======== Exercise input ========
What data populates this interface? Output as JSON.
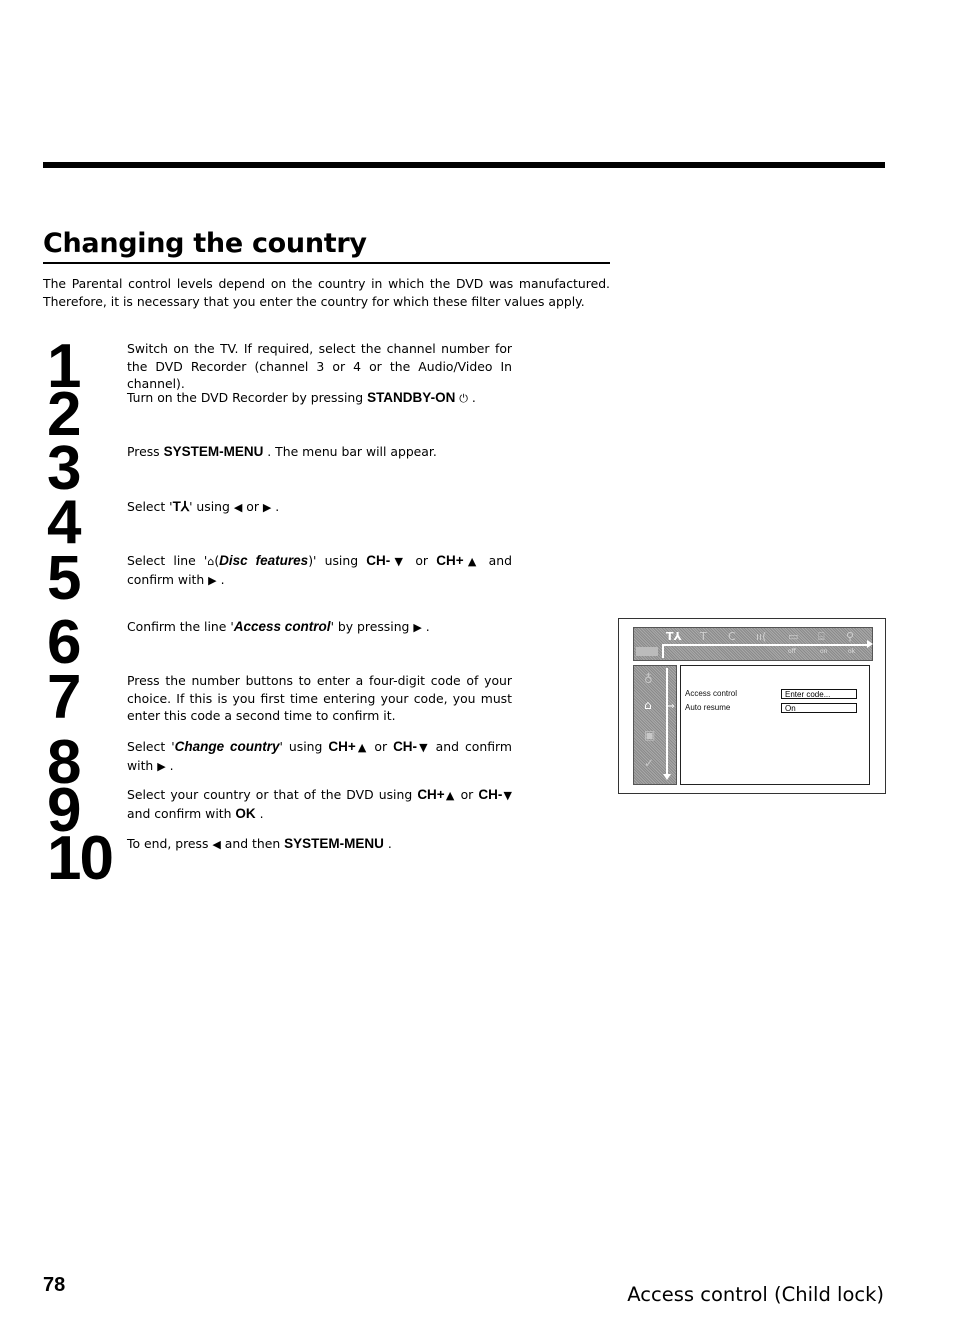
{
  "title": "Changing the country",
  "intro": "The Parental control levels depend on the country in which the DVD was manufactured. Therefore, it is necessary that you enter the country for which these filter values apply.",
  "steps": [
    {
      "num": "1",
      "text": "Switch on the TV. If required, select the channel number for the DVD Recorder (channel 3 or 4 or the Audio/Video In channel)."
    },
    {
      "num": "2",
      "pre": "Turn on the DVD Recorder by pressing ",
      "key": "STANDBY-ON",
      "glyph": "⏻",
      "post": " ."
    },
    {
      "num": "3",
      "pre": "Press ",
      "key": "SYSTEM-MENU",
      "post": " . The menu bar will appear."
    },
    {
      "num": "4",
      "pre": "Select '",
      "icon": "T⅄",
      "mid": "' using ",
      "left": "◀",
      "or": " or ",
      "right": "▶",
      "post": " ."
    },
    {
      "num": "5",
      "pre": "Select line '",
      "icon": "⌂",
      "open": "(",
      "italic": "Disc features",
      "close": ")' using ",
      "key1": "CH-",
      "down": "▼",
      "or": " or ",
      "key2": "CH+",
      "up": "▲",
      "and": " and confirm with ",
      "right": "▶",
      "post": " ."
    },
    {
      "num": "6",
      "pre": "Confirm the line '",
      "italic": "Access control",
      "mid": "' by pressing ",
      "right": "▶",
      "post": " ."
    },
    {
      "num": "7",
      "text": "Press the number buttons to enter a four-digit code of your choice. If this is you first time entering your code, you must enter this code a second time to confirm it."
    },
    {
      "num": "8",
      "pre": "Select '",
      "italic": "Change country",
      "mid": "' using ",
      "key1": "CH+",
      "up": "▲",
      "or": " or ",
      "key2": "CH-",
      "down": "▼",
      "and": " and confirm with ",
      "right": "▶",
      "post": " ."
    },
    {
      "num": "9",
      "pre": "Select your country or that of the DVD using ",
      "key1": "CH+",
      "up": "▲",
      "or": " or ",
      "key2": "CH-",
      "down": "▼",
      "and": " and confirm with ",
      "key3": "OK",
      "post": " ."
    },
    {
      "num": "10",
      "pre": "To end, press ",
      "left": "◀",
      "mid": " and then ",
      "key": "SYSTEM-MENU",
      "post": " ."
    }
  ],
  "screen": {
    "menubar_icons": [
      "T⅄",
      "T",
      "C",
      "ıı(",
      "▭",
      "⌸",
      "⚲"
    ],
    "menubar_sub": [
      "off",
      "on",
      "ok"
    ],
    "sidebar_icons": [
      "♁",
      "⌂",
      "▣",
      "✓"
    ],
    "pointer": "⇒",
    "rows": [
      {
        "label": "Access control",
        "value": "Enter code..."
      },
      {
        "label": "Auto resume",
        "value": "On"
      }
    ]
  },
  "footer": {
    "page_number": "78",
    "section": "Access control (Child lock)"
  }
}
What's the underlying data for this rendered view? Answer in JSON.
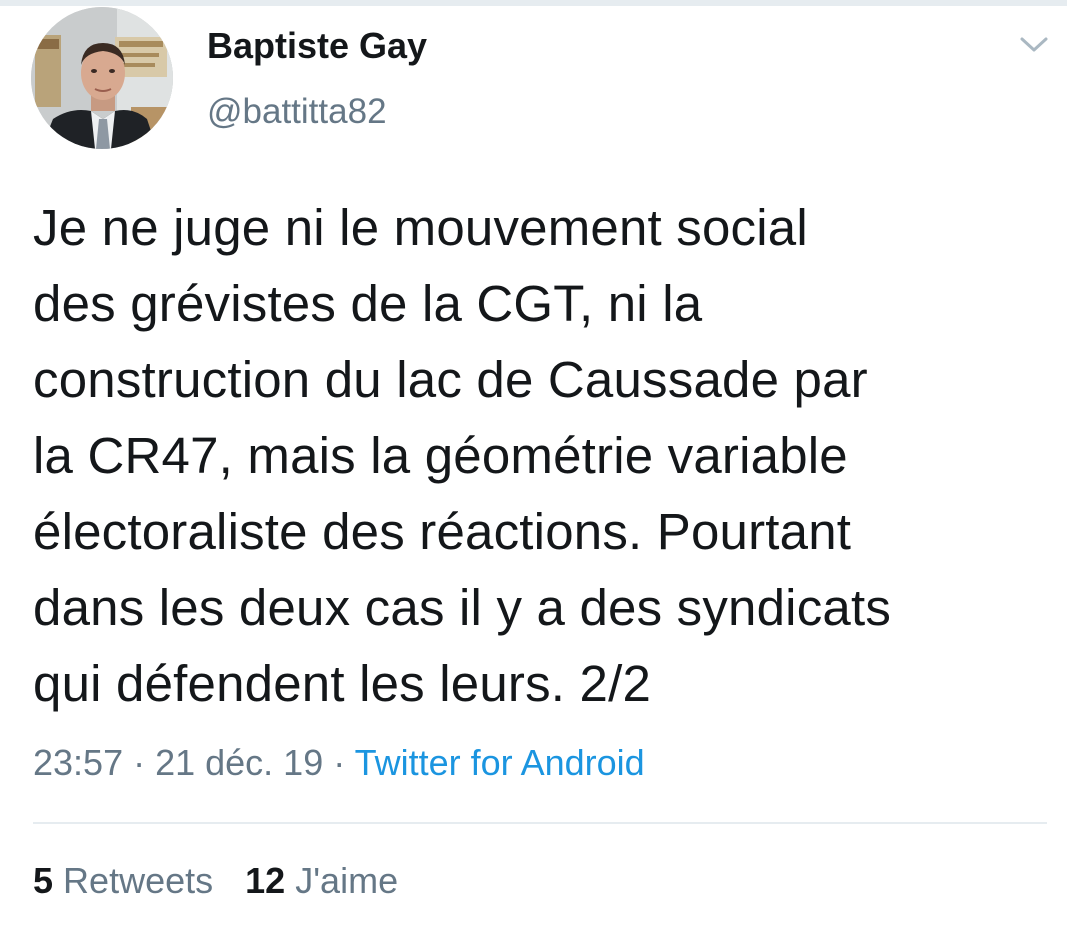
{
  "tweet": {
    "author": {
      "display_name": "Baptiste Gay",
      "handle": "@battitta82",
      "avatar_icon": "profile-photo"
    },
    "text": "Je ne juge ni le mouvement social\ndes grévistes de la CGT,  ni la\nconstruction du lac de Caussade par\nla CR47, mais la géométrie variable\nélectoraliste des réactions. Pourtant\ndans les deux cas il y a des syndicats\nqui défendent les leurs. 2/2",
    "time": "23:57",
    "separator": " · ",
    "date": "21 déc. 19",
    "source": "Twitter for Android",
    "stats": {
      "retweets_count": "5",
      "retweets_label": "Retweets",
      "likes_count": "12",
      "likes_label": "J'aime"
    },
    "menu_icon": "chevron-down-icon"
  },
  "colors": {
    "text_primary": "#14171a",
    "text_secondary": "#657786",
    "link": "#1b95e0",
    "divider": "#e6ecf0"
  }
}
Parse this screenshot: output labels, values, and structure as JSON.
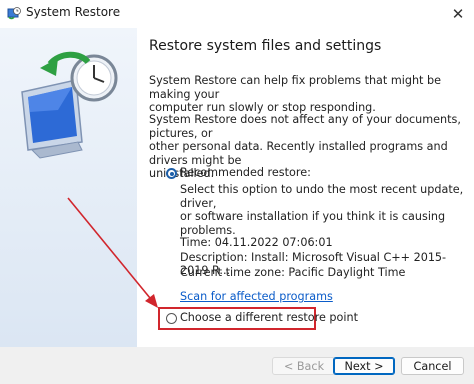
{
  "window": {
    "title": "System Restore",
    "close_glyph": "✕"
  },
  "main": {
    "heading": "Restore system files and settings",
    "intro_line1": "System Restore can help fix problems that might be making your",
    "intro_line2": "computer run slowly or stop responding.",
    "note_line1": "System Restore does not affect any of your documents, pictures, or",
    "note_line2": "other personal data. Recently installed programs and drivers might be",
    "note_line3": "uninstalled.",
    "recommended_label": "Recommended restore:",
    "recommended_desc_line1": "Select this option to undo the most recent update, driver,",
    "recommended_desc_line2": "or software installation if you think it is causing problems.",
    "restore_time": "Time: 04.11.2022 07:06:01",
    "restore_description": "Description: Install: Microsoft Visual C++ 2015-2019 R...",
    "time_zone": "Current time zone: Pacific Daylight Time",
    "scan_link": "Scan for affected programs",
    "different_point_label": "Choose a different restore point"
  },
  "footer": {
    "back_label": "< Back",
    "next_label": "Next >",
    "cancel_label": "Cancel"
  },
  "colors": {
    "accent": "#0067c0",
    "annotation": "#d1262d",
    "link": "#0b5cc9"
  },
  "icons": {
    "app": "system-restore-icon",
    "hero": "computer-clock-restore-icon"
  }
}
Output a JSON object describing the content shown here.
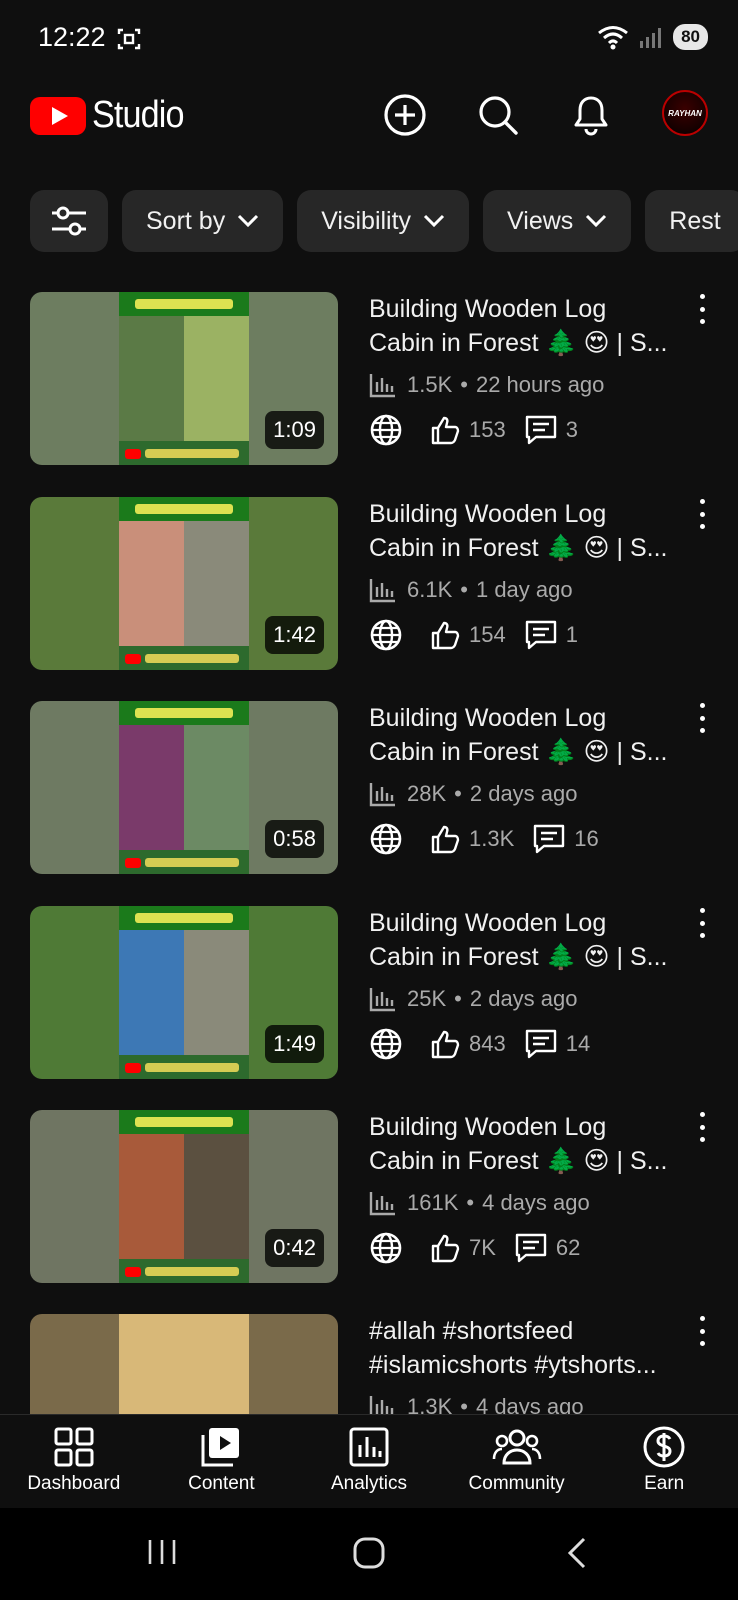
{
  "status": {
    "time": "12:22",
    "battery": "80"
  },
  "header": {
    "title": "Studio",
    "avatar_text": "RAYHAN"
  },
  "filters": [
    "Sort by",
    "Visibility",
    "Views",
    "Rest"
  ],
  "videos": [
    {
      "title_line1": "Building Wooden Log",
      "title_line2": "Cabin in Forest 🌲 😍 | S...",
      "views": "1.5K",
      "age": "22 hours ago",
      "likes": "153",
      "comments": "3",
      "duration": "1:09",
      "thumb": {
        "bg": "#6d7d60",
        "left": "#5b7a46",
        "right": "#9bb263"
      }
    },
    {
      "title_line1": "Building Wooden Log",
      "title_line2": "Cabin in Forest 🌲 😍 | S...",
      "views": "6.1K",
      "age": "1 day ago",
      "likes": "154",
      "comments": "1",
      "duration": "1:42",
      "thumb": {
        "bg": "#5a7a3a",
        "left": "#c98f7a",
        "right": "#8a8a7a"
      }
    },
    {
      "title_line1": "Building Wooden Log",
      "title_line2": "Cabin in Forest 🌲 😍 | S...",
      "views": "28K",
      "age": "2 days ago",
      "likes": "1.3K",
      "comments": "16",
      "duration": "0:58",
      "thumb": {
        "bg": "#6e7a62",
        "left": "#7a3a6a",
        "right": "#6c8a64"
      }
    },
    {
      "title_line1": "Building Wooden Log",
      "title_line2": "Cabin in Forest 🌲 😍 | S...",
      "views": "25K",
      "age": "2 days ago",
      "likes": "843",
      "comments": "14",
      "duration": "1:49",
      "thumb": {
        "bg": "#4f7a36",
        "left": "#3d78b5",
        "right": "#8a8a7a"
      }
    },
    {
      "title_line1": "Building Wooden Log",
      "title_line2": "Cabin in Forest 🌲 😍 | S...",
      "views": "161K",
      "age": "4 days ago",
      "likes": "7K",
      "comments": "62",
      "duration": "0:42",
      "thumb": {
        "bg": "#6f7562",
        "left": "#a85a3a",
        "right": "#5b5040"
      }
    },
    {
      "title_line1": "#allah #shortsfeed",
      "title_line2": "#islamicshorts #ytshorts...",
      "views": "1.3K",
      "age": "4 days ago",
      "likes": "",
      "comments": "",
      "duration": "",
      "thumb": {
        "bg": "#7a6a4a",
        "left": "#c8a868",
        "right": "#c8a868"
      }
    }
  ],
  "nav": [
    "Dashboard",
    "Content",
    "Analytics",
    "Community",
    "Earn"
  ],
  "colors": {
    "background": "#0f0f0f",
    "chip": "#272727",
    "brand_red": "#ff0000",
    "secondary_text": "#aaaaaa"
  }
}
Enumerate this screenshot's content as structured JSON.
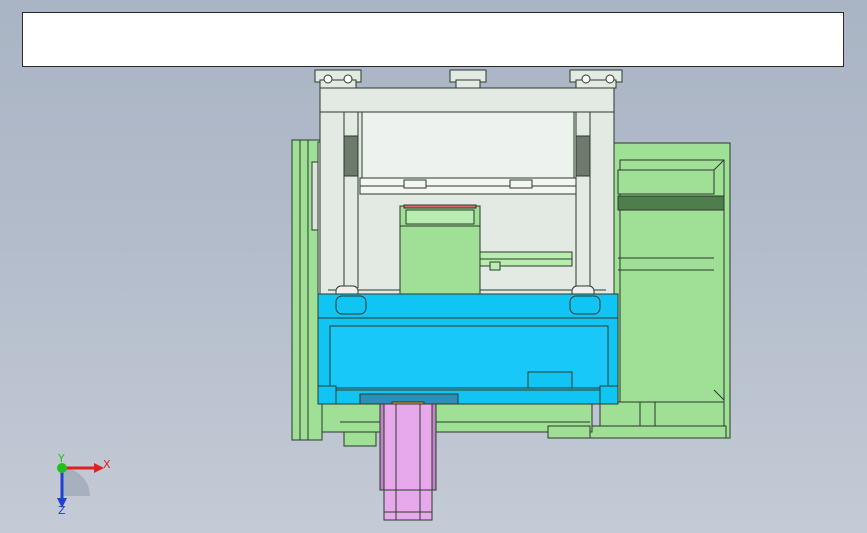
{
  "window": {
    "title_banner_text": ""
  },
  "triad": {
    "x_label": "X",
    "y_label": "Y",
    "z_label": "Z",
    "x_color": "#e02020",
    "y_color": "#20c020",
    "z_color": "#2040d0"
  },
  "colors": {
    "frame_green": "#9fdf96",
    "dark_green": "#4f7e4d",
    "table_cyan": "#10c4f4",
    "column_white": "#e3e9e3",
    "ram_magenta": "#e8a8ec",
    "nut_orange": "#f2a030",
    "outline": "#2b3a2b"
  },
  "icons": [
    "coordinate-triad-icon"
  ]
}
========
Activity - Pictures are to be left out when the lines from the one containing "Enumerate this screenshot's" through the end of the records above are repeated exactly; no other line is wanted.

Exercise response -
Enumerate this screenshot's content as structured JSON.
{
  "window": {
    "title_banner_text": ""
  },
  "triad": {
    "x_label": "X",
    "y_label": "Y",
    "z_label": "Z",
    "x_color": "#e02020",
    "y_color": "#20c020",
    "z_color": "#2040d0"
  },
  "colors": {
    "frame_green": "#9fdf96",
    "dark_green": "#4f7e4d",
    "table_cyan": "#10c4f4",
    "column_white": "#e3e9e3",
    "ram_magenta": "#e8a8ec",
    "nut_orange": "#f2a030",
    "outline": "#2b3a2b"
  },
  "icons": [
    "coordinate-triad-icon"
  ]
}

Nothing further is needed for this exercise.